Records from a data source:

/---

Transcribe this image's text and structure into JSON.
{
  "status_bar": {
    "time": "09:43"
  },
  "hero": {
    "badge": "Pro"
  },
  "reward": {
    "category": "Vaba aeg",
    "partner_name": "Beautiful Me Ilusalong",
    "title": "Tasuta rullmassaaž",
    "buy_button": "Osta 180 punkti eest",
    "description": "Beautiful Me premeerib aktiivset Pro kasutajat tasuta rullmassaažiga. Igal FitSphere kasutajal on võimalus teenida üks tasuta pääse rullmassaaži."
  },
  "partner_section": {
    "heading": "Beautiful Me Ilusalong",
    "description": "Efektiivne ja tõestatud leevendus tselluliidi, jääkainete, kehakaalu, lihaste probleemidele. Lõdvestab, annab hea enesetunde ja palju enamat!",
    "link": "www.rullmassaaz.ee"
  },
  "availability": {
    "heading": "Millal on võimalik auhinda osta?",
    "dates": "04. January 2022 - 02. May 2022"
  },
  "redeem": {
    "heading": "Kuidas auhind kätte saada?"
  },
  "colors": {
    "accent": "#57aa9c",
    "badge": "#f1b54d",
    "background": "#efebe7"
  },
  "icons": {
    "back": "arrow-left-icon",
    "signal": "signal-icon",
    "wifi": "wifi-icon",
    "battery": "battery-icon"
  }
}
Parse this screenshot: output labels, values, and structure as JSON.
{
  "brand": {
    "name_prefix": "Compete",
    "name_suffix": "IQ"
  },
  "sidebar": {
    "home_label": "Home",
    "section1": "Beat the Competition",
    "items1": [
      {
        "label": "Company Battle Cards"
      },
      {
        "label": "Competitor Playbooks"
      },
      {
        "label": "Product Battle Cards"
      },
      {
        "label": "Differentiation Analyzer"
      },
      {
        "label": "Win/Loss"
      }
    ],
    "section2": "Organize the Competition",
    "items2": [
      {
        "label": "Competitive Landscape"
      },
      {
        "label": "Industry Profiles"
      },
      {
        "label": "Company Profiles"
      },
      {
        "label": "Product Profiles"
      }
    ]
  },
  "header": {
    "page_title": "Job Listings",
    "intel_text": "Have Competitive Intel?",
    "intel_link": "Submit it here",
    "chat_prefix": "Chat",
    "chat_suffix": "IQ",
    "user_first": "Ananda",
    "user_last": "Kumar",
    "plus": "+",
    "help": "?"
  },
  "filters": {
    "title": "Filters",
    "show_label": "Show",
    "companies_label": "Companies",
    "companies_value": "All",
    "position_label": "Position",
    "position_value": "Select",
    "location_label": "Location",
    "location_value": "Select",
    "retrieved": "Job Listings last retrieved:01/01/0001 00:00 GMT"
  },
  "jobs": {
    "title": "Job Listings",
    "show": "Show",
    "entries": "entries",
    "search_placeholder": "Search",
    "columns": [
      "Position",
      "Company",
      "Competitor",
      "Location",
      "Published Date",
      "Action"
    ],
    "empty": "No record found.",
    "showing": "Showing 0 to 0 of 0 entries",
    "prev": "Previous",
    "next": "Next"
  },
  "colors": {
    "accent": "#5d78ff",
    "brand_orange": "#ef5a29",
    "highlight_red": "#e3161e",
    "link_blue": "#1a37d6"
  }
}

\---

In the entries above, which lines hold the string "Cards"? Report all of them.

        "label": "Company Battle Cards"
        "label": "Product Battle Cards"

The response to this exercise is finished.